--- START ---

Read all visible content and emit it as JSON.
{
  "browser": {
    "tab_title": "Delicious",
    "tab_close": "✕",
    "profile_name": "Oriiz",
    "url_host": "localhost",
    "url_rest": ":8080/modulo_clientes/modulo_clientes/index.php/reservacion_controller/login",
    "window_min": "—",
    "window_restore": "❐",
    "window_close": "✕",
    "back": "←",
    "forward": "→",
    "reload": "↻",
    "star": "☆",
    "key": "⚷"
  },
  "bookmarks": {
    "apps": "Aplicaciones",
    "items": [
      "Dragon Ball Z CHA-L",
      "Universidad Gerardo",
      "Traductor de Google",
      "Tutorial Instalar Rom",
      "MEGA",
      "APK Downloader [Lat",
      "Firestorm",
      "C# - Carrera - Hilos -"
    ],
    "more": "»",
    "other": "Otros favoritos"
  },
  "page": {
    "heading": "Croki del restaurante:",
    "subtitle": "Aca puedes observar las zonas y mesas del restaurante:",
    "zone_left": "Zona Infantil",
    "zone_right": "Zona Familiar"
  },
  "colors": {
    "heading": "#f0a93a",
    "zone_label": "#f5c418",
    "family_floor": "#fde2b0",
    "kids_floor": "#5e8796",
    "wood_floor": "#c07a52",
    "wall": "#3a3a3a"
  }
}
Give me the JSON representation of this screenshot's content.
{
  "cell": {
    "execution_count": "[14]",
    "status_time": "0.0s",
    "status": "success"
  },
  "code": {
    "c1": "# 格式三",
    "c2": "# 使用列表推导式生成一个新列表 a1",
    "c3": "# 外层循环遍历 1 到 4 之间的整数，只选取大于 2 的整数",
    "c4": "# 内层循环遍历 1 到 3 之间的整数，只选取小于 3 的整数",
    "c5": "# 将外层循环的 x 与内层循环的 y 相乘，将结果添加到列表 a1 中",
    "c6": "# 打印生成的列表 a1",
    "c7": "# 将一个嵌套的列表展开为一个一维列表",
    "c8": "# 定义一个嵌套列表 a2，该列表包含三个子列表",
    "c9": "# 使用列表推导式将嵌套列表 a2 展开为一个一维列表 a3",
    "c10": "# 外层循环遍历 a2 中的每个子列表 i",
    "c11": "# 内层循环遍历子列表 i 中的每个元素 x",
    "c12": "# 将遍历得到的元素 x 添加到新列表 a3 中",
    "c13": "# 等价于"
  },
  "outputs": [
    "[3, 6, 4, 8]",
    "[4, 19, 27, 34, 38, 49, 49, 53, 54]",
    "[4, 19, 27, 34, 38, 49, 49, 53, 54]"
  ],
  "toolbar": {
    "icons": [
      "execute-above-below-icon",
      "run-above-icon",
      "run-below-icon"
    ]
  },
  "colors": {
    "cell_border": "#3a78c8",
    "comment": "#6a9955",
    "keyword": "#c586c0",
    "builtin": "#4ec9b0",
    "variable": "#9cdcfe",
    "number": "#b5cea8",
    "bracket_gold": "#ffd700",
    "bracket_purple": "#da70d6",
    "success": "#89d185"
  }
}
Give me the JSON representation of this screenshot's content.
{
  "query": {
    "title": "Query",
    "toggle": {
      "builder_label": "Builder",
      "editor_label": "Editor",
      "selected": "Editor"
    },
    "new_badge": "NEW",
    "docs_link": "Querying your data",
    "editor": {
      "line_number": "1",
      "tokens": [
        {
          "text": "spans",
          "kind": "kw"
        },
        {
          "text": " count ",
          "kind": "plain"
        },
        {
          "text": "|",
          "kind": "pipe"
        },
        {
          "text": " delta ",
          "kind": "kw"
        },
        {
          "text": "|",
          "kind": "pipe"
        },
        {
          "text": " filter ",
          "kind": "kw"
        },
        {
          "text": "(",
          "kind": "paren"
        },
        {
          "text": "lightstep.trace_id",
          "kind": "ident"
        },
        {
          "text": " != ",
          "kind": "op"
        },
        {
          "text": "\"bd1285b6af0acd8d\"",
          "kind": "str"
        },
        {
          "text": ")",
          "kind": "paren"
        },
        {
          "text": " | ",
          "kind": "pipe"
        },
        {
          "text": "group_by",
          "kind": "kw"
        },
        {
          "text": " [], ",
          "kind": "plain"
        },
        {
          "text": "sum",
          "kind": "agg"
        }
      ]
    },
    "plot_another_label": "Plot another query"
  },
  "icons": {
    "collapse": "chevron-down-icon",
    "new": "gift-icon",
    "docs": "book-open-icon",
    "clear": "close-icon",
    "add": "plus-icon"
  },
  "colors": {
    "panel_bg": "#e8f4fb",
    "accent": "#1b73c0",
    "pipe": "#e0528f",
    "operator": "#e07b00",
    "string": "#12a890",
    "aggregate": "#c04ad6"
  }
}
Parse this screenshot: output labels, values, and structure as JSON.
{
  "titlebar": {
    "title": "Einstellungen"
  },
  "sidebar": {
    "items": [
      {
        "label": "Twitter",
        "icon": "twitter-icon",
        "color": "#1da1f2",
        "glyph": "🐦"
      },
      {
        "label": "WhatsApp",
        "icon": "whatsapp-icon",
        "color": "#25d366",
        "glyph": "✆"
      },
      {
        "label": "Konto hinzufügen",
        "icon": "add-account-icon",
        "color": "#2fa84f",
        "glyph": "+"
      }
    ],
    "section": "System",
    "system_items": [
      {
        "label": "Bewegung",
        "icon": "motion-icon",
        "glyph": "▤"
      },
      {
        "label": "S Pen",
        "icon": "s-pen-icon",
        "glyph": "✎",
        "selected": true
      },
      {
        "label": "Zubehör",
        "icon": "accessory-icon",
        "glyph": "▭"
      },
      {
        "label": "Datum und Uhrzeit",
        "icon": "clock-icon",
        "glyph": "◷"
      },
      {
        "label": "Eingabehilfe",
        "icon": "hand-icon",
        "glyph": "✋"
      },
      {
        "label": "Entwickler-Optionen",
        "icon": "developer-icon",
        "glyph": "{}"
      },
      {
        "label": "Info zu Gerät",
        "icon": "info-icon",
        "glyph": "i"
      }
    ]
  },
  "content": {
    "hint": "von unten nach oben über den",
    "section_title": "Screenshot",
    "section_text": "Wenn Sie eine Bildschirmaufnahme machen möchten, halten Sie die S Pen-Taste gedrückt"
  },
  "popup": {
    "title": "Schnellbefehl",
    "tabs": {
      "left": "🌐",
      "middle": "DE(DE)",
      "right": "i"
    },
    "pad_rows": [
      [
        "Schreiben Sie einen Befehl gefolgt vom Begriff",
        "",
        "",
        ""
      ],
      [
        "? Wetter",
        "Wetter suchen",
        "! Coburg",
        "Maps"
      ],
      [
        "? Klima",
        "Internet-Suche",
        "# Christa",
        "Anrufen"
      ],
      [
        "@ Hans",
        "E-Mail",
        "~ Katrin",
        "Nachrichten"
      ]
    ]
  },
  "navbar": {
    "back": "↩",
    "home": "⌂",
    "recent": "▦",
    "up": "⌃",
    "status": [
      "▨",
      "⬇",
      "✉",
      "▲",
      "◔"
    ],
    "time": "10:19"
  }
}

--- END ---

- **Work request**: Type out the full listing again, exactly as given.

- **Solved problem**:
Read all visible content and emit it as JSON.
{
  "browser": {
    "tab_title": "Delicious",
    "tab_close": "✕",
    "profile_name": "Oriiz",
    "url_host": "localhost",
    "url_rest": ":8080/modulo_clientes/modulo_clientes/index.php/reservacion_controller/login",
    "window_min": "—",
    "window_restore": "❐",
    "window_close": "✕",
    "back": "←",
    "forward": "→",
    "reload": "↻",
    "star": "☆",
    "key": "⚷"
  },
  "bookmarks": {
    "apps": "Aplicaciones",
    "items": [
      "Dragon Ball Z CHA-L",
      "Universidad Gerardo",
      "Traductor de Google",
      "Tutorial Instalar Rom",
      "MEGA",
      "APK Downloader [Lat",
      "Firestorm",
      "C# - Carrera - Hilos -"
    ],
    "more": "»",
    "other": "Otros favoritos"
  },
  "page": {
    "heading": "Croki del restaurante:",
    "subtitle": "Aca puedes observar las zonas y mesas del restaurante:",
    "zone_left": "Zona Infantil",
    "zone_right": "Zona Familiar"
  },
  "colors": {
    "heading": "#f0a93a",
    "zone_label": "#f5c418",
    "family_floor": "#fde2b0",
    "kids_floor": "#5e8796",
    "wood_floor": "#c07a52",
    "wall": "#3a3a3a"
  }
}
Give me the JSON representation of this screenshot's content.
{
  "cell": {
    "execution_count": "[14]",
    "status_time": "0.0s",
    "status": "success"
  },
  "code": {
    "c1": "# 格式三",
    "c2": "# 使用列表推导式生成一个新列表 a1",
    "c3": "# 外层循环遍历 1 到 4 之间的整数，只选取大于 2 的整数",
    "c4": "# 内层循环遍历 1 到 3 之间的整数，只选取小于 3 的整数",
    "c5": "# 将外层循环的 x 与内层循环的 y 相乘，将结果添加到列表 a1 中",
    "c6": "# 打印生成的列表 a1",
    "c7": "# 将一个嵌套的列表展开为一个一维列表",
    "c8": "# 定义一个嵌套列表 a2，该列表包含三个子列表",
    "c9": "# 使用列表推导式将嵌套列表 a2 展开为一个一维列表 a3",
    "c10": "# 外层循环遍历 a2 中的每个子列表 i",
    "c11": "# 内层循环遍历子列表 i 中的每个元素 x",
    "c12": "# 将遍历得到的元素 x 添加到新列表 a3 中",
    "c13": "# 等价于"
  },
  "outputs": [
    "[3, 6, 4, 8]",
    "[4, 19, 27, 34, 38, 49, 49, 53, 54]",
    "[4, 19, 27, 34, 38, 49, 49, 53, 54]"
  ],
  "toolbar": {
    "icons": [
      "execute-above-below-icon",
      "run-above-icon",
      "run-below-icon"
    ]
  },
  "colors": {
    "cell_border": "#3a78c8",
    "comment": "#6a9955",
    "keyword": "#c586c0",
    "builtin": "#4ec9b0",
    "variable": "#9cdcfe",
    "number": "#b5cea8",
    "bracket_gold": "#ffd700",
    "bracket_purple": "#da70d6",
    "success": "#89d185"
  }
}
Give me the JSON representation of this screenshot's content.
{
  "query": {
    "title": "Query",
    "toggle": {
      "builder_label": "Builder",
      "editor_label": "Editor",
      "selected": "Editor"
    },
    "new_badge": "NEW",
    "docs_link": "Querying your data",
    "editor": {
      "line_number": "1",
      "tokens": [
        {
          "text": "spans",
          "kind": "kw"
        },
        {
          "text": " count ",
          "kind": "plain"
        },
        {
          "text": "|",
          "kind": "pipe"
        },
        {
          "text": " delta ",
          "kind": "kw"
        },
        {
          "text": "|",
          "kind": "pipe"
        },
        {
          "text": " filter ",
          "kind": "kw"
        },
        {
          "text": "(",
          "kind": "paren"
        },
        {
          "text": "lightstep.trace_id",
          "kind": "ident"
        },
        {
          "text": " != ",
          "kind": "op"
        },
        {
          "text": "\"bd1285b6af0acd8d\"",
          "kind": "str"
        },
        {
          "text": ")",
          "kind": "paren"
        },
        {
          "text": " | ",
          "kind": "pipe"
        },
        {
          "text": "group_by",
          "kind": "kw"
        },
        {
          "text": " [], ",
          "kind": "plain"
        },
        {
          "text": "sum",
          "kind": "agg"
        }
      ]
    },
    "plot_another_label": "Plot another query"
  },
  "icons": {
    "collapse": "chevron-down-icon",
    "new": "gift-icon",
    "docs": "book-open-icon",
    "clear": "close-icon",
    "add": "plus-icon"
  },
  "colors": {
    "panel_bg": "#e8f4fb",
    "accent": "#1b73c0",
    "pipe": "#e0528f",
    "operator": "#e07b00",
    "string": "#12a890",
    "aggregate": "#c04ad6"
  }
}
Parse this screenshot: output labels, values, and structure as JSON.
{
  "titlebar": {
    "title": "Einstellungen"
  },
  "sidebar": {
    "items": [
      {
        "label": "Twitter",
        "icon": "twitter-icon",
        "color": "#1da1f2",
        "glyph": "🐦"
      },
      {
        "label": "WhatsApp",
        "icon": "whatsapp-icon",
        "color": "#25d366",
        "glyph": "✆"
      },
      {
        "label": "Konto hinzufügen",
        "icon": "add-account-icon",
        "color": "#2fa84f",
        "glyph": "+"
      }
    ],
    "section": "System",
    "system_items": [
      {
        "label": "Bewegung",
        "icon": "motion-icon",
        "glyph": "▤"
      },
      {
        "label": "S Pen",
        "icon": "s-pen-icon",
        "glyph": "✎",
        "selected": true
      },
      {
        "label": "Zubehör",
        "icon": "accessory-icon",
        "glyph": "▭"
      },
      {
        "label": "Datum und Uhrzeit",
        "icon": "clock-icon",
        "glyph": "◷"
      },
      {
        "label": "Eingabehilfe",
        "icon": "hand-icon",
        "glyph": "✋"
      },
      {
        "label": "Entwickler-Optionen",
        "icon": "developer-icon",
        "glyph": "{}"
      },
      {
        "label": "Info zu Gerät",
        "icon": "info-icon",
        "glyph": "i"
      }
    ]
  },
  "content": {
    "hint": "von unten nach oben über den",
    "section_title": "Screenshot",
    "section_text": "Wenn Sie eine Bildschirmaufnahme machen möchten, halten Sie die S Pen-Taste gedrückt"
  },
  "popup": {
    "title": "Schnellbefehl",
    "tabs": {
      "left": "🌐",
      "middle": "DE(DE)",
      "right": "i"
    },
    "pad_rows": [
      [
        "Schreiben Sie einen Befehl gefolgt vom Begriff",
        "",
        "",
        ""
      ],
      [
        "? Wetter",
        "Wetter suchen",
        "! Coburg",
        "Maps"
      ],
      [
        "? Klima",
        "Internet-Suche",
        "# Christa",
        "Anrufen"
      ],
      [
        "@ Hans",
        "E-Mail",
        "~ Katrin",
        "Nachrichten"
      ]
    ]
  },
  "navbar": {
    "back": "↩",
    "home": "⌂",
    "recent": "▦",
    "up": "⌃",
    "status": [
      "▨",
      "⬇",
      "✉",
      "▲",
      "◔"
    ],
    "time": "10:19"
  }
}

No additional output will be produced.